So I took a two or so month hiatus. I will be back every now and then to talk about some of the new beers I am trying. We’ll see how often this is, but it won’t be anywhere near my previous pace.
I haven’t had the opportunity to have an AleSmith recently, so I leaped at the My Bloody Valentine Ale I found while perusing a beer shop. I am exactly one day late to still be in February and therefore in valentine season, but who cares.
The beer pours a beautiful deep red color. Beer is pungent and sweet to the nose. Flavors immediately start off strongly sweet, just teetering on the edge of cloying. Notes are reminiscent of a dense chocolate cake. This does not last long, as a pile of hops tumble into the mix. The sweet and chocolatey things about this beer are rapidly doused in bitterness. I had a quite successful Valentine’s with my wonderful girlfriend (who helped support me in my silly year of beer) but were I to find myself without her, this beer would be one of the first places I would turn, for its character and flavor are one of bitter regrets, loneliness and self-indulgent heartbreak.

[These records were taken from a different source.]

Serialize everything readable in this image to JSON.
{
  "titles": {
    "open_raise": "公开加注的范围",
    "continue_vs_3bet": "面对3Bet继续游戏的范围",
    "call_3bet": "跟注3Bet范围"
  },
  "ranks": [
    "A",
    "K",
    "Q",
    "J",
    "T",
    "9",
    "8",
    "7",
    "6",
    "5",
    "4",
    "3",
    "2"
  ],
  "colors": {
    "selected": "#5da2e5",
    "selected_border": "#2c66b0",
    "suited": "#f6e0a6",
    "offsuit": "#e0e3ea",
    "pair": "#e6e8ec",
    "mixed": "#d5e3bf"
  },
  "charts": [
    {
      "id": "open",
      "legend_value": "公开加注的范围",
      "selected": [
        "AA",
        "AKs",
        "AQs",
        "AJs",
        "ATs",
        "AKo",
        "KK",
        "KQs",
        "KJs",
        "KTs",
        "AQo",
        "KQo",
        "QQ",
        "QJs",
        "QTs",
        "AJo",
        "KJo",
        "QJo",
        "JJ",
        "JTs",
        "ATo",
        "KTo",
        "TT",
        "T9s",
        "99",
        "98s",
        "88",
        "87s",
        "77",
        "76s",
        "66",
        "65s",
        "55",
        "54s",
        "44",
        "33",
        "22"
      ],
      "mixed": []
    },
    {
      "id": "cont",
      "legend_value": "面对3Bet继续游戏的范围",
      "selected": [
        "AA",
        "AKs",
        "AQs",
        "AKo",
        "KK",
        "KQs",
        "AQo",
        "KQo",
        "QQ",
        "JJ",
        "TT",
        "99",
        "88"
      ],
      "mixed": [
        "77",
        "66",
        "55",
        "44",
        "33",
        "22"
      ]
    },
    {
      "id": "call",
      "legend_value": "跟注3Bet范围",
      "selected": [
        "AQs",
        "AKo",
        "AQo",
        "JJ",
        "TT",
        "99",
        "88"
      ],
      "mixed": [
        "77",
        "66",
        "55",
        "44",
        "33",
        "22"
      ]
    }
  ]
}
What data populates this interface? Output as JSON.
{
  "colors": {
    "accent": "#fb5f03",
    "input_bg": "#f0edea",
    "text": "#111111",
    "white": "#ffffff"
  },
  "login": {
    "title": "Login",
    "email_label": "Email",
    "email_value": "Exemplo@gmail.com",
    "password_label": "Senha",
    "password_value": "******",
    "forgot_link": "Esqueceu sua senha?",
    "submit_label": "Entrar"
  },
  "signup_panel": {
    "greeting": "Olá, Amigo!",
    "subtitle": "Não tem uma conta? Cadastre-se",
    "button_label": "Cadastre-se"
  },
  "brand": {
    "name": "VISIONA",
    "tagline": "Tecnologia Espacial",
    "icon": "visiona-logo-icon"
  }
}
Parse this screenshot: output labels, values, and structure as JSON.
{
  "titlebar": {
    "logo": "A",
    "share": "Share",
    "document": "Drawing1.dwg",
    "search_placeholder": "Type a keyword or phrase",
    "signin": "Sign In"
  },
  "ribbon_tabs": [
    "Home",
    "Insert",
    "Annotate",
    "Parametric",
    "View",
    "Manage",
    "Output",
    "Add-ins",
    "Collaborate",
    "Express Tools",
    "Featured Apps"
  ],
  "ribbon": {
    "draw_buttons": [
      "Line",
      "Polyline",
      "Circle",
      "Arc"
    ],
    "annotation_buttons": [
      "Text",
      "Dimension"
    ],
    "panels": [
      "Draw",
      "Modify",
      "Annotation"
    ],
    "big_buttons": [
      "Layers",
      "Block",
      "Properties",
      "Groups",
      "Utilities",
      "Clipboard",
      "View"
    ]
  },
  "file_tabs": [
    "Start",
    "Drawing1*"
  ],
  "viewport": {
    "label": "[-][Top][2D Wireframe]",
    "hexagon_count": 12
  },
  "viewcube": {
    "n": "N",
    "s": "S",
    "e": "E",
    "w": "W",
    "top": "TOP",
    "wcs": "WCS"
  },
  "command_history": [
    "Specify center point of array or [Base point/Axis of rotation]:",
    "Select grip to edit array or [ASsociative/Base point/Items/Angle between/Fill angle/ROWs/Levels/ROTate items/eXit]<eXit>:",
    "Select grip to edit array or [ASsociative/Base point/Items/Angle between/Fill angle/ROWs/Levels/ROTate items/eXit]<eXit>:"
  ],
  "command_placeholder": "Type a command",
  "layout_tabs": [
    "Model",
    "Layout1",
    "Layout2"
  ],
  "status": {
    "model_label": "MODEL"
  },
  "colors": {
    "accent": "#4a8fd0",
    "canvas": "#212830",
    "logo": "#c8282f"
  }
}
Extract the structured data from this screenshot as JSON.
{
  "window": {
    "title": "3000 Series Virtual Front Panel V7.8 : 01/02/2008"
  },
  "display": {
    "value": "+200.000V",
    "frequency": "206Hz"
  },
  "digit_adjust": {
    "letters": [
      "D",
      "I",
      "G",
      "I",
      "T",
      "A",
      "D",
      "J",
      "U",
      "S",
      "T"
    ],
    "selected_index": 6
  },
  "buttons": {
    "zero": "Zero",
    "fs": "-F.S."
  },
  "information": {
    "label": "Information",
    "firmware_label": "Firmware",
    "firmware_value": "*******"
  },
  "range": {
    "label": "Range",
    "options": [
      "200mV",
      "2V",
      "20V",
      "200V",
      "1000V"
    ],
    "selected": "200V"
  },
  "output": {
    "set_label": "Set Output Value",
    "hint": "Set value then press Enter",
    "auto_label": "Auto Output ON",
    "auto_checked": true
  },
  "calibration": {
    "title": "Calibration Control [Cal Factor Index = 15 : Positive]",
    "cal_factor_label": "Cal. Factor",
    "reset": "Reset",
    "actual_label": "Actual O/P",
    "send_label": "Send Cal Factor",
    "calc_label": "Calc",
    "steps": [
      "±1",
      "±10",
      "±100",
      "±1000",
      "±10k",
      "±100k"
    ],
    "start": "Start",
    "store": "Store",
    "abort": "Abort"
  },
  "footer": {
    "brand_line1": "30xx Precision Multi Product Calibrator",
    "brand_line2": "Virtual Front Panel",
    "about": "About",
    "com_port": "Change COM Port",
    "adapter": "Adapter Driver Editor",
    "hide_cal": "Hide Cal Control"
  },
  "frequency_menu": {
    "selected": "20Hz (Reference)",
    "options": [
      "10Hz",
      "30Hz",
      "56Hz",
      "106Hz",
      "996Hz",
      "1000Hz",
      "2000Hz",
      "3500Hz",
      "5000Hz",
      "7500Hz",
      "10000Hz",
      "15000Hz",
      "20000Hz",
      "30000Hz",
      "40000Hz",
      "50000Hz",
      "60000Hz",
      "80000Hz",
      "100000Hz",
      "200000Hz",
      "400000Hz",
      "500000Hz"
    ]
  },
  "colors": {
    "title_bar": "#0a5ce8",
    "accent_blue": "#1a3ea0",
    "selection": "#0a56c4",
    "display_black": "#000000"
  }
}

I did a double take when I saw this beer. “Coffee IIPA?” I said to myself. “Preposterous.” Once I confirmed that it was indeed a Coffee IIPA, the question was no longer one of “Should I get it?” but “How did it take this long for me to find this beer?”
The beer is impressive. It blends the elements of good coffee and good pale ale perfectly. It has sharp bitter hops of a dry, nature. These hops are quite aggressive, but are met with and equally aggressive hearty coffee bitterness. The coffee bitters is more smoky and brewed than its acerbic hop counterpart. There is also a pleasant creamy sweetness that is by no means overbearing, but does a splendid job of tempering the bitterness and sharpness of the beer just enough to make it truly superb.
It’s been a great year all, thanks for indulging me.
This is the first bottle-fermented lager I can recollect having. As such, the first thing I noticed was how dry it is. This dryness turns into a quite bitter after taste. In fact, if you didn’t tell me this was a lager I would swear it was a pale ale. Hiding at the tip of the beer is a delicat sweetness. I say it is hiding in the front, because it is rapidly chased away by the dryness, to the point that you almost forget it was ever sweet.
I probably have talked a lot of shit about Samuel Adams beer over time, but really I have respect for them and if I ever had any doubt in them, it is beers like the Stony Brook Red that work to restore my faith. The beer is a pungent mix of sourness, hearty malts and just there bitters. Sourness is not off the charts, but it is quite there, and anyone picking up this beer expecting the mild flavors of a Boston Lager will be blown away. As with most sour beers, I detect a lot of sweetness, but I find it more in the heaviness of the beer than in actual sweet flavor. There is also a slight, bitterness that nicely punctuates the sourness and masks the sweetness.
ONe of the best IPAs to have ever touched my lips. Clearly, hops are the highlight of this beer. They are magnificently represented. The beer eschews extreme hop bitternes. The hops are quite sweet, relatively, and pacekd with a pine sap aroma. There is a potent flavor that I would describe as syrupy hops.